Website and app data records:
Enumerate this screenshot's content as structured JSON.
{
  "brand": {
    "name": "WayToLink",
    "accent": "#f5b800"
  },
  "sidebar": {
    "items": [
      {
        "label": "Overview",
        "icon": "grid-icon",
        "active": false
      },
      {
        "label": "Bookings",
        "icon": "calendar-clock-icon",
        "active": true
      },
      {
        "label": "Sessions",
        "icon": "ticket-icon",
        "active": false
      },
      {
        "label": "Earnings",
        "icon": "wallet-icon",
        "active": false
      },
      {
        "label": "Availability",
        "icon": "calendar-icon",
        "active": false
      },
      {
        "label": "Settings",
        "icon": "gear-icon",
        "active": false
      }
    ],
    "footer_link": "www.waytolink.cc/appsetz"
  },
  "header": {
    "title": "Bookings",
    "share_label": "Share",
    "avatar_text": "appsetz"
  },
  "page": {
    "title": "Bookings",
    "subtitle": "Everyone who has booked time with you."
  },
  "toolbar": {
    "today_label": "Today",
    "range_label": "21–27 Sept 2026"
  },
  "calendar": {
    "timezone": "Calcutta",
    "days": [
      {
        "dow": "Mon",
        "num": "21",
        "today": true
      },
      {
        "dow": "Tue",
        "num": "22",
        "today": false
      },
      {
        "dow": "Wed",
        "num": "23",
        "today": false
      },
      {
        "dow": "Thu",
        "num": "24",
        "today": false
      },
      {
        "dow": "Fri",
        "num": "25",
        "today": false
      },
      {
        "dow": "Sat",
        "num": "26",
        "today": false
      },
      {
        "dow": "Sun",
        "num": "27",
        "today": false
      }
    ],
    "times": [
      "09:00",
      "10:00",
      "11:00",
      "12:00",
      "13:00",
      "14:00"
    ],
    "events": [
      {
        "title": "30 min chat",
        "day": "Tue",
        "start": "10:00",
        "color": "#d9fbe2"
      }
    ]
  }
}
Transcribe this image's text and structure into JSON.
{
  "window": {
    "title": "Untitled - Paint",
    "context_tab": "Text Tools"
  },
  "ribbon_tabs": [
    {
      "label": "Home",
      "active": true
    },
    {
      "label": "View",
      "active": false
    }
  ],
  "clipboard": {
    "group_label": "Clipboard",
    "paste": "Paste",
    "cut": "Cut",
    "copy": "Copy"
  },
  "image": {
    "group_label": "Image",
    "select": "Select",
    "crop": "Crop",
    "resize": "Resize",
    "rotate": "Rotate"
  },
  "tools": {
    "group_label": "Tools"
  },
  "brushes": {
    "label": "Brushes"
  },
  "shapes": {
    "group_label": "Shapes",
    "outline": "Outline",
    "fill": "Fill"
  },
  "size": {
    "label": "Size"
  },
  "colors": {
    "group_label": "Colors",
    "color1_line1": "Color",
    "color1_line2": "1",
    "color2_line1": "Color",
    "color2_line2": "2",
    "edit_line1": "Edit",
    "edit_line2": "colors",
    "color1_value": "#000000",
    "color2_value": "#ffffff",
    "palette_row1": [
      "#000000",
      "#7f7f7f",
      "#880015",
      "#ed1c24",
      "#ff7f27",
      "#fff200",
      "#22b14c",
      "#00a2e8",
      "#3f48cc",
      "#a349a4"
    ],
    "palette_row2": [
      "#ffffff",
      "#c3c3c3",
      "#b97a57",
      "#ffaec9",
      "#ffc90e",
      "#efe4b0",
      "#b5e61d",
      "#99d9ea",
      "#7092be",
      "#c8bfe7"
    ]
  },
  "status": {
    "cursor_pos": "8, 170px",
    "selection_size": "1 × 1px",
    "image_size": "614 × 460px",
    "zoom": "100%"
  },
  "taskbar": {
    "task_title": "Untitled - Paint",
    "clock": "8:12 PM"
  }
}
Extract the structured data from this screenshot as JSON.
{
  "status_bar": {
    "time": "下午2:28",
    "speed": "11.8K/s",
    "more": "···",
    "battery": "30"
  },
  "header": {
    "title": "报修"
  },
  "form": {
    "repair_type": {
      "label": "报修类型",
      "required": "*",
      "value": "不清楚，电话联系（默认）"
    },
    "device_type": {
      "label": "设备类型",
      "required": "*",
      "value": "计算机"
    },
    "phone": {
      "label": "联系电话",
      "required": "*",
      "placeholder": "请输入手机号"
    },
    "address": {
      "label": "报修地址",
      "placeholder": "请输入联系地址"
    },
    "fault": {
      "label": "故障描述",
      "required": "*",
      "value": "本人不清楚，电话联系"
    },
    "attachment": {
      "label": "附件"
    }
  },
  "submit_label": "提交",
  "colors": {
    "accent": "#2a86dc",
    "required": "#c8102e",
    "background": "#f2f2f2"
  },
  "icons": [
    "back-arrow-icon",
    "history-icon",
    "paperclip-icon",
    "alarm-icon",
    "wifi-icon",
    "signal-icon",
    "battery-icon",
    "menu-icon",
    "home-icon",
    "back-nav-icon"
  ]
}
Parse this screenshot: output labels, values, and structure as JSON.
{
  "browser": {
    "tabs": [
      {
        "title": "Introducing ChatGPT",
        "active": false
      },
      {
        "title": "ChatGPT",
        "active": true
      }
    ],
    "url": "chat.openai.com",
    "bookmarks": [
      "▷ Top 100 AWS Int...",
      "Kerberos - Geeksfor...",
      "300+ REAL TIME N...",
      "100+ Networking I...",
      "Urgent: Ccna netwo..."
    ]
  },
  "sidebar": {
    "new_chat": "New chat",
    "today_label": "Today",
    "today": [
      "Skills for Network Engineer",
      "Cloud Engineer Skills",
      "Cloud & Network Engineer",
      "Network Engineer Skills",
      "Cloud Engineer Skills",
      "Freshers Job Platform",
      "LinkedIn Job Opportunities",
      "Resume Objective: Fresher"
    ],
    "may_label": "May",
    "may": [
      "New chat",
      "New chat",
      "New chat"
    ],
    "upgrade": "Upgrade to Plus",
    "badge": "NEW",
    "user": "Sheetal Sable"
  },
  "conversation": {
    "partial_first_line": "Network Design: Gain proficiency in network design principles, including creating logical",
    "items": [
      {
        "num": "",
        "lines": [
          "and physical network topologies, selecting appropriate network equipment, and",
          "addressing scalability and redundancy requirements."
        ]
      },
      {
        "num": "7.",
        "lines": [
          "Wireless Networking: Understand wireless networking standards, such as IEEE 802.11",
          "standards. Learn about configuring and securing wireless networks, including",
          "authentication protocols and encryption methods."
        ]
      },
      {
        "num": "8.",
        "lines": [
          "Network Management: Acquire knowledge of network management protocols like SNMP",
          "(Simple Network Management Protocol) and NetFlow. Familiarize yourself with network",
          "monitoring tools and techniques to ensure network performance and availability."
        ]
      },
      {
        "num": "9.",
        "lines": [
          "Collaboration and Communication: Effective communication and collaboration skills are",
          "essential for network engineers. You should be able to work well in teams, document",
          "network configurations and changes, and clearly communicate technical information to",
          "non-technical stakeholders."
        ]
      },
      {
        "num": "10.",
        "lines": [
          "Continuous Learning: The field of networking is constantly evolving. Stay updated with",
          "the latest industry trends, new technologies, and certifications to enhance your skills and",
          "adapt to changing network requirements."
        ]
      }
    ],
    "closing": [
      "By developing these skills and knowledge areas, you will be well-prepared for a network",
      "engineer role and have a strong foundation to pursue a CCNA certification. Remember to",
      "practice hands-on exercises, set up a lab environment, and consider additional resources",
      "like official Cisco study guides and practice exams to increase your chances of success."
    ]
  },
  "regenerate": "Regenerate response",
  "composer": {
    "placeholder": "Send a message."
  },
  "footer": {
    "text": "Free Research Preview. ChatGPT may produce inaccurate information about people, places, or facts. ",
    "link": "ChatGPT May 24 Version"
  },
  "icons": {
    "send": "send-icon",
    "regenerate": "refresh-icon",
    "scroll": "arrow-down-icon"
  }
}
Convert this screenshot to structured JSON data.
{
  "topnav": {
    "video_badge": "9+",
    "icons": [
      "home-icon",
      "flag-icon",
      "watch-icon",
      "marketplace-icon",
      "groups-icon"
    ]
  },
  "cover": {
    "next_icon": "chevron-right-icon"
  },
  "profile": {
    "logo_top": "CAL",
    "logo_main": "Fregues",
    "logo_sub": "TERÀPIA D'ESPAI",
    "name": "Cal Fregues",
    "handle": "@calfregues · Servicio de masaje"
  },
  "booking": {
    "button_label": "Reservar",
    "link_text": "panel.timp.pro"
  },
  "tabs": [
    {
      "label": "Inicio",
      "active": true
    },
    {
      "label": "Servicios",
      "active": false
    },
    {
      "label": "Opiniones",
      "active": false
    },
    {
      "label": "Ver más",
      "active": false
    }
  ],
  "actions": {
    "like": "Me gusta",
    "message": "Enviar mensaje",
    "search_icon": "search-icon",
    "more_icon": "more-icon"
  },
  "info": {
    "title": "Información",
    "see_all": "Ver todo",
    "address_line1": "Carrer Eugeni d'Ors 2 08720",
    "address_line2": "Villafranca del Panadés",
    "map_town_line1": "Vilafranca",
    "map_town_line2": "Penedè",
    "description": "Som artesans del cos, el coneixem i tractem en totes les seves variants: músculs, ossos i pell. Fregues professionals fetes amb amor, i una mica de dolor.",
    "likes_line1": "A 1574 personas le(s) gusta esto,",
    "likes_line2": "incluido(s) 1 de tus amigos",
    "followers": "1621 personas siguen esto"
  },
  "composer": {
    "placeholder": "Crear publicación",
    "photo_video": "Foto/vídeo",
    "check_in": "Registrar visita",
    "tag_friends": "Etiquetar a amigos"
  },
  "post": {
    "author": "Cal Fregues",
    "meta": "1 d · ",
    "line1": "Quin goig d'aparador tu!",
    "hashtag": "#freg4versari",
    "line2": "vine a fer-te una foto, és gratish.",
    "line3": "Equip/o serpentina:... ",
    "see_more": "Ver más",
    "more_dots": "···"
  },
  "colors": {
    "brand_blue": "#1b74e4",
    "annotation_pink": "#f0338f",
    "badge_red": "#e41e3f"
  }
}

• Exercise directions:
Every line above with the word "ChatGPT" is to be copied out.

• Written solution:
        "title": "Introducing ChatGPT",
        "title": "ChatGPT",
    "text": "Free Research Preview. ChatGPT may produce inaccurate information about people, places, or facts. ",
    "link": "ChatGPT May 24 Version"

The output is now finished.